The Cult of Busy
How long will you go on before hearing the echoes of grace?
What is it with always describing ourselves as busy? Why is it such common parlance to describe our existences in this way? Tim Kreider calls this “the Busy trap.”
How was your day today? — Busy.
Did you have a nice weekend? — Yeah, it was busy.
Hey! How are you doing? — Man, I’m so busy.
What are you up to these days? — Things are crazy busy!
Surely, when we use the word “busy” in this way, we are not saying anything of substance? Do any of us not feel as though we live busy lives? I have never heard a person complain from having too much time on his hands. It seems to run through all of our fingers.
“Total human autonomy is a beautiful lie. It is one of the myths of our age.”
Ironically, to lament or complain in this way is almost a boast in disguise. We want our friends to know that we are productive human beings. We are out there, in the world, executing decisions. Getting stuff done. And we are busy. Look at us being being.
Much of our excessive use and abuse of the word ‘busy’ comes from the collective game that we play as a society to out-busy one another. Our Western culture runs as a meritocracy. We strive for success on a variety of fronts: in monetary terms; with respect to the status of our work; the possessions we own — cars, charisma, and clothing and so on. People are ranked and ordered based upon their achievements.
The Problem of Meritocracy
Hear me out though…To acheive and succeed in life is not, of itself, something negative. However, the problems arise when we begin to define ourselves by our achievements. The measure to which we succeed then becomes the measure to which we are confident in our identity.
This may feel well and good when all is well and all is good. But it will not always be this way. There are many ‘uncontrollables’ in life, where the opportunity for success is taken out of our hands. Total human autonomy is a beautiful lie. It is one of the myths of our age. There will be many times in life when unavoidable failure slaps us in the face. Life does not always turn out the way that we expect or imagine.
Can we truly base our happiness on the immediate, fluctuating happenings of life? Will we not be tossed to-and-fro by the successes and failures that we all experience?
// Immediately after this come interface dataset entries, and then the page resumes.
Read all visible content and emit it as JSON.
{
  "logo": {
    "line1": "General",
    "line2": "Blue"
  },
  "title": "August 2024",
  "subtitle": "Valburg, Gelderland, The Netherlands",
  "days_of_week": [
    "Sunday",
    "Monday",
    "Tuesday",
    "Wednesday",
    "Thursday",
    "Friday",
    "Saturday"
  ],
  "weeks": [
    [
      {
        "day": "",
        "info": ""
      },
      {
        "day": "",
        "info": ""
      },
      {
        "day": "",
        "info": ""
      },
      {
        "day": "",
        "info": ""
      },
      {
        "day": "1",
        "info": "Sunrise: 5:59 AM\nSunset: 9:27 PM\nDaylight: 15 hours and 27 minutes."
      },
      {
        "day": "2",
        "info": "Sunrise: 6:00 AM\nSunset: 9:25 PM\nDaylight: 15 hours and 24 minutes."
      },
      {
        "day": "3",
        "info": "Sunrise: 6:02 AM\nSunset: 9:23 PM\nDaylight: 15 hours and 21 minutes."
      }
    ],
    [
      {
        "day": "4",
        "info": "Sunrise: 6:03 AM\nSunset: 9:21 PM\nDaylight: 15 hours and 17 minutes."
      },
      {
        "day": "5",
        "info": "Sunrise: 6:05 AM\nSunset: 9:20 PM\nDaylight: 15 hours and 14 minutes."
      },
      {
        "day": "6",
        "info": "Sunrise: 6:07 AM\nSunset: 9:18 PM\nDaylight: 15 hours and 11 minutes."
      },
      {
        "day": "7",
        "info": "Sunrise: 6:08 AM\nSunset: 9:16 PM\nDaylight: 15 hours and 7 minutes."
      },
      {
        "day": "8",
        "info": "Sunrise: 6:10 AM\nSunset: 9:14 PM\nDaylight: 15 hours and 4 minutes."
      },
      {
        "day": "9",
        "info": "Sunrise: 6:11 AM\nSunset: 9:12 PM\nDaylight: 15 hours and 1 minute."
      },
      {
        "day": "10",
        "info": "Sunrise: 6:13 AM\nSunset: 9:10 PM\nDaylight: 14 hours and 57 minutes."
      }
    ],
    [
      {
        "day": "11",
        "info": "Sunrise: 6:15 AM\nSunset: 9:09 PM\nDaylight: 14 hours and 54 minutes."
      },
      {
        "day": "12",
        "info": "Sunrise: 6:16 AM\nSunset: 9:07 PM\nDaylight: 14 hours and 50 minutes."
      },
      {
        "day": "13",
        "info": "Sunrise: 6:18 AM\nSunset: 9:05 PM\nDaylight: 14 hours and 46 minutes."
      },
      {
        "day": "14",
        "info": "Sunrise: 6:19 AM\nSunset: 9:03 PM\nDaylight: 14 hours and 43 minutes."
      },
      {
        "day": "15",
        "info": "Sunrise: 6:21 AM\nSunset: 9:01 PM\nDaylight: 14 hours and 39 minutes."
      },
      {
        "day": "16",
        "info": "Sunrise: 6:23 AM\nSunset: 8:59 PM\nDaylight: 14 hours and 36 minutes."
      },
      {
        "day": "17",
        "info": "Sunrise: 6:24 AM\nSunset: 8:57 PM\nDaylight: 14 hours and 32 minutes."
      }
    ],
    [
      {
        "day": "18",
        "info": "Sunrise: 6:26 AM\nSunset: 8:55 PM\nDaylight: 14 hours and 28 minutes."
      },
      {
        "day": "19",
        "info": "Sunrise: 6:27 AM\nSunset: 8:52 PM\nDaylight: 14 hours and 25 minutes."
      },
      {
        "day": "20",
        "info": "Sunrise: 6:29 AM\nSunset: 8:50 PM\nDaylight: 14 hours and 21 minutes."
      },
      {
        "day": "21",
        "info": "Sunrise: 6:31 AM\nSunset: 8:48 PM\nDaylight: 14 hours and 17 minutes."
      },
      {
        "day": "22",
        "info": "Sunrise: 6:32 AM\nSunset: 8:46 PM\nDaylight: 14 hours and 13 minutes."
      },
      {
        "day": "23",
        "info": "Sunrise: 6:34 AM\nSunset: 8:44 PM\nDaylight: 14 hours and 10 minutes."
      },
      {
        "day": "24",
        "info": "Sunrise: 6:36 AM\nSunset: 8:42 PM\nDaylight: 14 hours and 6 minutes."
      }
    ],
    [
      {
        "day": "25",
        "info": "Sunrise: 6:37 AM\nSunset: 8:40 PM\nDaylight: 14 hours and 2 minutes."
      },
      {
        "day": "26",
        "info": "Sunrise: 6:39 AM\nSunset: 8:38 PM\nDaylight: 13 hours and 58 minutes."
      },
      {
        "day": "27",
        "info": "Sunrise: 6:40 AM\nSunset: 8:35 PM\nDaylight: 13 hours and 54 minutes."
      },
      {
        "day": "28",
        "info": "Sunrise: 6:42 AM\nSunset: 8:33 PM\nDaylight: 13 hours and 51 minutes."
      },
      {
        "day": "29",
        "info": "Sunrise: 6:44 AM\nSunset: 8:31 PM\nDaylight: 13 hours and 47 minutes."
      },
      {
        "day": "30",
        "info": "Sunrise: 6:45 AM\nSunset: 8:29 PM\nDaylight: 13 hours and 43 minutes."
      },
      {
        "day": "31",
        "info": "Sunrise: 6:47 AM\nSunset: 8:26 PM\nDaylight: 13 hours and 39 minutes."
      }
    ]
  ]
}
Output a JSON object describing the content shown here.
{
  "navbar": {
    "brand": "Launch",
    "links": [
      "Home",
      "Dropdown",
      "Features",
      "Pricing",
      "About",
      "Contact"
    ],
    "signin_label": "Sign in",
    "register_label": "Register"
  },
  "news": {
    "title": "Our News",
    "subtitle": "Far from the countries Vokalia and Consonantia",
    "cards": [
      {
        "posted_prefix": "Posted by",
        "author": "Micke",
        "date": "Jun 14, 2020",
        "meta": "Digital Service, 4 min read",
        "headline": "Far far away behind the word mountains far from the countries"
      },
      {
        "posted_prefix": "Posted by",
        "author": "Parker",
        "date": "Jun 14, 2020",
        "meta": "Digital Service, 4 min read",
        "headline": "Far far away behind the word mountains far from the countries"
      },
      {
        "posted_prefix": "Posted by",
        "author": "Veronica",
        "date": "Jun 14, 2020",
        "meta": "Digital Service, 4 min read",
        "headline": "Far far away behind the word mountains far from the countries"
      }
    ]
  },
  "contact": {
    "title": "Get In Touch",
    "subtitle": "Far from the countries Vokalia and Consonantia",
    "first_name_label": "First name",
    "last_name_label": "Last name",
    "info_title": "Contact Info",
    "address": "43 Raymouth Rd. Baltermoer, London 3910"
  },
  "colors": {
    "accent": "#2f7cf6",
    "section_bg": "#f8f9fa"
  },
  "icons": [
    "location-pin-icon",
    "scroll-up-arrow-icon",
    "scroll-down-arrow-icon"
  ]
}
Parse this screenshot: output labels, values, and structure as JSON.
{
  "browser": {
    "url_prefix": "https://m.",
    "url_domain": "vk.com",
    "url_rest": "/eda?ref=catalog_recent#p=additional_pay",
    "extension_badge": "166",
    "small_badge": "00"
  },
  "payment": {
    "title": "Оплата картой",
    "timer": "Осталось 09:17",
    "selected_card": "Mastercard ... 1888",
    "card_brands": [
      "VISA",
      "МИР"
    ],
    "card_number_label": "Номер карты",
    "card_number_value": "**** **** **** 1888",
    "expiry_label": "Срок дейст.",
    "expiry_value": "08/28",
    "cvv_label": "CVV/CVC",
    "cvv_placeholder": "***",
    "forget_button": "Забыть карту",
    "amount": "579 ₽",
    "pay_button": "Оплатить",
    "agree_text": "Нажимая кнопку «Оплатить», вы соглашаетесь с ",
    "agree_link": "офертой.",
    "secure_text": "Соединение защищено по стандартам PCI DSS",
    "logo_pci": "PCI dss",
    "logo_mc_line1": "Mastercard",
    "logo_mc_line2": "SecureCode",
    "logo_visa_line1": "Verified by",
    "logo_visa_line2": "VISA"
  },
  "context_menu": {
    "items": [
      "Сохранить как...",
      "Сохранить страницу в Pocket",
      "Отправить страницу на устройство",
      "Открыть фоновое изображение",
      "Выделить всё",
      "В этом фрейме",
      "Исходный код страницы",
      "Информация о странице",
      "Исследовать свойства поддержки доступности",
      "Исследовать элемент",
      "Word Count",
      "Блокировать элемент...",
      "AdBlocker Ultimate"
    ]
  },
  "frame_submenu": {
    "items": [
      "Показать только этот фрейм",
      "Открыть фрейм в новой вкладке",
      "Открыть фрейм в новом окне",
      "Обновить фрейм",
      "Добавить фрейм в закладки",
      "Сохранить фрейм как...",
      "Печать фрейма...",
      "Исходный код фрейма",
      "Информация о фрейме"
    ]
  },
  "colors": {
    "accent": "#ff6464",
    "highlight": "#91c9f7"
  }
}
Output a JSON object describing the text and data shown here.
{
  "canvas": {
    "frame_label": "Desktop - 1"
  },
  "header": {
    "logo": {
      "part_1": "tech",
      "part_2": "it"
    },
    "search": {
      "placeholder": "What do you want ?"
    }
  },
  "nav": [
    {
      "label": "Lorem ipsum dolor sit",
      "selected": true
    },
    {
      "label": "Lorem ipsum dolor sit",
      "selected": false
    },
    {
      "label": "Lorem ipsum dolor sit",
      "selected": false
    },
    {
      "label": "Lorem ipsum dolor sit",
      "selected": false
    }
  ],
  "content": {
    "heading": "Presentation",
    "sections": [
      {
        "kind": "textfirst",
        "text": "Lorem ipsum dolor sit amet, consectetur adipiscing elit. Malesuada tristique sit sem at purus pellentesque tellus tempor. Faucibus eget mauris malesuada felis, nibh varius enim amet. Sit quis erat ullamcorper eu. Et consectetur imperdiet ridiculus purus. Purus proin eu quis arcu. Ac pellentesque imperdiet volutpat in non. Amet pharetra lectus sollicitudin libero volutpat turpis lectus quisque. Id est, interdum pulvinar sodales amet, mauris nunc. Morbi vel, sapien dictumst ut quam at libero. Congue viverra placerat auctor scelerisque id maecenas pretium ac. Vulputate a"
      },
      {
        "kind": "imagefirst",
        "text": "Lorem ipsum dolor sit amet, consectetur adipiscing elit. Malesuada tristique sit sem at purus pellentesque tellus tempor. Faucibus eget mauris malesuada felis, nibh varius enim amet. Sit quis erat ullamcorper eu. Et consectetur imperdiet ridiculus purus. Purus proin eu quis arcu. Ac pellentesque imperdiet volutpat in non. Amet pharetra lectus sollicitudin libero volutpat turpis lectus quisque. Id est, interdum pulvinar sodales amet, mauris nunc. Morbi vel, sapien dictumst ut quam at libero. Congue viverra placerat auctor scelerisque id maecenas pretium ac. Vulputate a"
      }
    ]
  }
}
Is there really any stability here?
The Sea under the Setting Sun
Imagine a man snorkling in the sea at sunset. As the daylight fades, the man’s view of the vivid sea life becomes blurred and darkened. Meanwhile, above him is a beautiful sunset offering the spectacle of a lifetime. Blues and reds. Oranges and purples. Colours like a painter’s palette appear in the sky. Every time the man resurfaces to take in another breath he has an opportunity to enjoy the wondrous sky. However, in his enthusiasm to catch fleeting glimpses of small fish below, he quickly submerges himself again. He turns his head downwards. He buries his face in the sea, not knowing how close the sand is to his face.
Sometimes we catch glimpses of the Sunset. We hear faint echoes of grace. We dare to imagine a world where Peace and Acceptance are our friends. But instead we only resurface for a short moment, to take breath, before plunging ourselves back into the murky waters of the meritocracy. Here, there is no question of a better alternative. All we can see is that which is immediately before our eyes — a pernicious world where strong identity is forged and frazzled as we succeed and fail.
We too easily presume that the echoes of grace, by nature of being different to hear, belong to some far-flung land. We think them to be foreign. In reality, the water is still in our ears. It is our familiarity with the meritocracy that stops us from fully bearing sight of that which is before us. Grace is closer to us than we realise.
Striving to Enter Rest
And this is the message of the Christian Church — grace is close to us. How can this be so? By nature of the God-man, Jesus, coming into the world. In Jesus, God does not remain aloof or distant. He comes close to his creation, becoming like us that we might become like Him.
God comes to tell us, through his incarnate self, of another world. A world more real and more beautiful than the one we normally see. The currency of this world is Love. God, in Jesus, invites us to Himself, to a life of joy and satisfaction. And He does so with no predication on our part. We need not prove ourselves worthy. The Gospel is not a meritocracy.
The only effort or work that God deems necessary on our part is this: “Let us therefore make every effort to enter that rest” (Hebrews 4:11). And “that rest” which is spoken of refers to the rest of acceptance and peace that we find in God. It is the acceptance that God offers to us when we acknowledge that it is not about how much we achieve or succeed, but how greatly Christ has succeeded.
Friends, let us only strive to that end.